*Input*
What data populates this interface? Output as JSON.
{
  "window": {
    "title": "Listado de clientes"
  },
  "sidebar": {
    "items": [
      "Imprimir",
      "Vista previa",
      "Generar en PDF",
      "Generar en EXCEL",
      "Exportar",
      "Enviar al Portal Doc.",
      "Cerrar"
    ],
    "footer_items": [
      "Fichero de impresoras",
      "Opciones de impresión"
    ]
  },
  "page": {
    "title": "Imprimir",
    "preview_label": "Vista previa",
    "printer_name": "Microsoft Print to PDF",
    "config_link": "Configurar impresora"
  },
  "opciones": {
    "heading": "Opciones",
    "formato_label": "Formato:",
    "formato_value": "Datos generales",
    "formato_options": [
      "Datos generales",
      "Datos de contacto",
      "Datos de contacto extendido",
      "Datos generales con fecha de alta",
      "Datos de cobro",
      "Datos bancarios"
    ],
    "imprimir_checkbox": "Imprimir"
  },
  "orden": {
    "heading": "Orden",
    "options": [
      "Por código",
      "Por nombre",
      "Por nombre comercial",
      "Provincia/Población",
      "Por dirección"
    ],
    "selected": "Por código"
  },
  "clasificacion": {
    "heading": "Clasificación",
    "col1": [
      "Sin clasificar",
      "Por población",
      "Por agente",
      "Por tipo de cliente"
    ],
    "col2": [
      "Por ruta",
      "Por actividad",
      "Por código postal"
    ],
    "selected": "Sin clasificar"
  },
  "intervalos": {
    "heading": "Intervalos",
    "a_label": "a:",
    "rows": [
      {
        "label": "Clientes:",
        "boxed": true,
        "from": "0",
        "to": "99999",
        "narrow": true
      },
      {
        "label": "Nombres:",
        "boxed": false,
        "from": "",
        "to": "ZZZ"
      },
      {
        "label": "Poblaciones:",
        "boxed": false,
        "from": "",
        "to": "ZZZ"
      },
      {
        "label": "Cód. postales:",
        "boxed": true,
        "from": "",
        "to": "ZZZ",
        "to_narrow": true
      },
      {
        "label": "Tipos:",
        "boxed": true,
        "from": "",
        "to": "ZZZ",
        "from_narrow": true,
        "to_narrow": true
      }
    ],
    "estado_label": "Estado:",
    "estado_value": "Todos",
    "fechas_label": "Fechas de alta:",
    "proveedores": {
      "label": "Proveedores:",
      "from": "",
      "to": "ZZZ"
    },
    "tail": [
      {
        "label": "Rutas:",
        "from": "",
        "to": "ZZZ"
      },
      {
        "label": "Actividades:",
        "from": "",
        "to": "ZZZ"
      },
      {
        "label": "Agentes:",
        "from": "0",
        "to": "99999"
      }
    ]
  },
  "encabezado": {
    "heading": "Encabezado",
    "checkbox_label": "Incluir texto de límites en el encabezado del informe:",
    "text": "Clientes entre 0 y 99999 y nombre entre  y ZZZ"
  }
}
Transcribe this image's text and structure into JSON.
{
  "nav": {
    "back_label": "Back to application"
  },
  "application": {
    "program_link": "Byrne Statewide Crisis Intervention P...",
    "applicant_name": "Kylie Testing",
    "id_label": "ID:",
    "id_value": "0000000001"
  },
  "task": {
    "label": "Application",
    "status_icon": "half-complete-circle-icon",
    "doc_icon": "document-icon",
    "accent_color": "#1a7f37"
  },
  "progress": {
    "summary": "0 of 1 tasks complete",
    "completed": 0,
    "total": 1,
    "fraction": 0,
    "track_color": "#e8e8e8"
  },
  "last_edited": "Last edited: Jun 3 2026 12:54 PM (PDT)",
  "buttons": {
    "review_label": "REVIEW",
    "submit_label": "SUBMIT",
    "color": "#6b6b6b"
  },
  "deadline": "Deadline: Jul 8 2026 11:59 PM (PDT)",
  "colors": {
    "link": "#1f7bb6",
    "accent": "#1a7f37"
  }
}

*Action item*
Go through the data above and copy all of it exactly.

*Solution to this problem*
What data populates this interface? Output as JSON.
{
  "window": {
    "title": "Listado de clientes"
  },
  "sidebar": {
    "items": [
      "Imprimir",
      "Vista previa",
      "Generar en PDF",
      "Generar en EXCEL",
      "Exportar",
      "Enviar al Portal Doc.",
      "Cerrar"
    ],
    "footer_items": [
      "Fichero de impresoras",
      "Opciones de impresión"
    ]
  },
  "page": {
    "title": "Imprimir",
    "preview_label": "Vista previa",
    "printer_name": "Microsoft Print to PDF",
    "config_link": "Configurar impresora"
  },
  "opciones": {
    "heading": "Opciones",
    "formato_label": "Formato:",
    "formato_value": "Datos generales",
    "formato_options": [
      "Datos generales",
      "Datos de contacto",
      "Datos de contacto extendido",
      "Datos generales con fecha de alta",
      "Datos de cobro",
      "Datos bancarios"
    ],
    "imprimir_checkbox": "Imprimir"
  },
  "orden": {
    "heading": "Orden",
    "options": [
      "Por código",
      "Por nombre",
      "Por nombre comercial",
      "Provincia/Población",
      "Por dirección"
    ],
    "selected": "Por código"
  },
  "clasificacion": {
    "heading": "Clasificación",
    "col1": [
      "Sin clasificar",
      "Por población",
      "Por agente",
      "Por tipo de cliente"
    ],
    "col2": [
      "Por ruta",
      "Por actividad",
      "Por código postal"
    ],
    "selected": "Sin clasificar"
  },
  "intervalos": {
    "heading": "Intervalos",
    "a_label": "a:",
    "rows": [
      {
        "label": "Clientes:",
        "boxed": true,
        "from": "0",
        "to": "99999",
        "narrow": true
      },
      {
        "label": "Nombres:",
        "boxed": false,
        "from": "",
        "to": "ZZZ"
      },
      {
        "label": "Poblaciones:",
        "boxed": false,
        "from": "",
        "to": "ZZZ"
      },
      {
        "label": "Cód. postales:",
        "boxed": true,
        "from": "",
        "to": "ZZZ",
        "to_narrow": true
      },
      {
        "label": "Tipos:",
        "boxed": true,
        "from": "",
        "to": "ZZZ",
        "from_narrow": true,
        "to_narrow": true
      }
    ],
    "estado_label": "Estado:",
    "estado_value": "Todos",
    "fechas_label": "Fechas de alta:",
    "proveedores": {
      "label": "Proveedores:",
      "from": "",
      "to": "ZZZ"
    },
    "tail": [
      {
        "label": "Rutas:",
        "from": "",
        "to": "ZZZ"
      },
      {
        "label": "Actividades:",
        "from": "",
        "to": "ZZZ"
      },
      {
        "label": "Agentes:",
        "from": "0",
        "to": "99999"
      }
    ]
  },
  "encabezado": {
    "heading": "Encabezado",
    "checkbox_label": "Incluir texto de límites en el encabezado del informe:",
    "text": "Clientes entre 0 y 99999 y nombre entre  y ZZZ"
  }
}
Transcribe this image's text and structure into JSON.
{
  "nav": {
    "back_label": "Back to application"
  },
  "application": {
    "program_link": "Byrne Statewide Crisis Intervention P...",
    "applicant_name": "Kylie Testing",
    "id_label": "ID:",
    "id_value": "0000000001"
  },
  "task": {
    "label": "Application",
    "status_icon": "half-complete-circle-icon",
    "doc_icon": "document-icon",
    "accent_color": "#1a7f37"
  },
  "progress": {
    "summary": "0 of 1 tasks complete",
    "completed": 0,
    "total": 1,
    "fraction": 0,
    "track_color": "#e8e8e8"
  },
  "last_edited": "Last edited: Jun 3 2026 12:54 PM (PDT)",
  "buttons": {
    "review_label": "REVIEW",
    "submit_label": "SUBMIT",
    "color": "#6b6b6b"
  },
  "deadline": "Deadline: Jul 8 2026 11:59 PM (PDT)",
  "colors": {
    "link": "#1f7bb6",
    "accent": "#1a7f37"
  }
}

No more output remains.